Renewables: Per the Financial Times, "Nike has signed its first European clean energy deal with Iberdrola, the Spanish utility, marking the latest in a series of corporate power purchase agreements that have provided a boost to the renewables industry."
Electric vehicles: CNBC reports that Tesla has cut $1,100 from the price of the Model 3. "The second price cut to the Model 3 this year now brings the cost of its least expensive variant to $42,900, according to the company's website," they report.
Officials in China and the U.S., the world's 2 largest EV markets, could learn from each other about better guiding deployment of charging infrastructure, a new report argues.
Why it matters: The study released via Columbia University's Center on Global Energy Policy arrives as EV sales are rising fast in both countries, albeit from a small base compared to the overall auto market.
What they found: Deployment decisions unfold differently in the 2 countries, and the charging industries are growing largely independently of one another.
The intrigue: The report lays out ways in which the countries could learn from one another. A couple examples are...
OPEC is seeking to formalize its market management partnership with Russia and other producers, a proposal slated for discussion later this month in Vienna, the Wall Street Journal reports.
Why it matters: Plans to transform their existing, roughly 2-year-old oil supply management effort into something more durable signals how the U.S. production surge has upended oil markets and geopolitics.
Details: The WSJ, citing an unnamed OPEC official, reports that "under the current draft document, the alliance could last up to three years and wouldn’t be legally binding."
The intrigue: Proposals to turn the loose partnership often called OPEC+ into a more institutional arrangement have been a moving target for a while. In December, Russian energy chief Alexander Novak said it’s unlikely Russia and OPEC will create a formal, institutional structure.
The big picture: The return of the U.S. to the ranks of global oil behemoths in recent years has prompted OPEC and Russia to cooperate in an effort to bolster prices.
What's next: Per the WSJ, OPEC members and will meet with Russia and other non-OPEC producers to debate the idea in Vienna in 2 weeks, and hope to agree to a final deal in April.
Axios' Amy Harder reports that former Energy Secretary Ernest Moniz and IHS Markit vice chairman Dan Yergin teamed up on new joint report on energy innovation out today.
Why it matters: Innovation is an overused buzzword, but when the groups behind these 2 experts put their collective minds together, it’s worth reading.
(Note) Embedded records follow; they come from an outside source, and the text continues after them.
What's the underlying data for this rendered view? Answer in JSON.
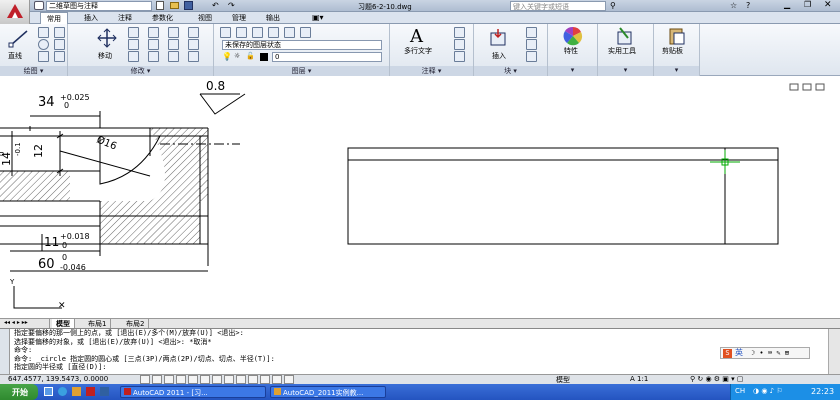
{
  "titlebar": {
    "workspace": "二维草图与注释",
    "filename": "习题6-2-10.dwg",
    "search_placeholder": "键入关键字或短语"
  },
  "ribbon_tabs": [
    "常用",
    "插入",
    "注释",
    "参数化",
    "视图",
    "管理",
    "输出"
  ],
  "panels": {
    "draw": {
      "label": "绘图",
      "line_label": "直线"
    },
    "modify": {
      "label": "修改",
      "move_label": "移动"
    },
    "layers": {
      "label": "图层",
      "layer_state": "未保存的图层状态",
      "current_layer": "0"
    },
    "annotation": {
      "label": "注释",
      "mtext_label": "多行文字"
    },
    "block": {
      "label": "块",
      "insert_label": "插入"
    },
    "properties": {
      "label": "特性"
    },
    "utilities": {
      "label": "实用工具"
    },
    "clipboard": {
      "label": "剪贴板"
    }
  },
  "drawing": {
    "dim_34": "34",
    "dim_34_upper": "+0.025",
    "dim_34_lower": "0",
    "roughness": "0.8",
    "dim_12": "12",
    "dim_14": "14",
    "dim_14_upper": "0",
    "dim_14_lower": "-0.1",
    "dim_phi16": "Ø16",
    "dim_11": "11",
    "dim_11_upper": "+0.018",
    "dim_11_lower": "0",
    "dim_60": "60",
    "dim_60_upper": "0",
    "dim_60_lower": "-0.046"
  },
  "layout_tabs": [
    "模型",
    "布局1",
    "布局2"
  ],
  "command_lines": [
    "指定要偏移的那一侧上的点，或 [退出(E)/多个(M)/放弃(U)] <退出>:",
    "选择要偏移的对象，或 [退出(E)/放弃(U)] <退出>: *取消*",
    "命令:",
    "命令: _circle 指定圆的圆心或 [三点(3P)/两点(2P)/切点、切点、半径(T)]:",
    "指定圆的半径或 [直径(D)]:"
  ],
  "ime": {
    "label": "英"
  },
  "status": {
    "coords": "647.4577, 139.5473, 0.0000",
    "model": "模型",
    "scale": "A 1:1"
  },
  "taskbar": {
    "start": "开始",
    "tasks": [
      "AutoCAD 2011 - [习...",
      "AutoCAD_2011实例教..."
    ],
    "clock": "22:23"
  },
  "colors": {
    "ribbon_bg": "#dfe6ef",
    "taskbar": "#2454c0",
    "start": "#2f8a2f",
    "crosshair": "#00aa00"
  }
}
The big picture: The groups issued the report commissioned by Breakthrough Energy Coalition, a diverse group of companies and philanthropists ranging from oil companies to Bill Gates.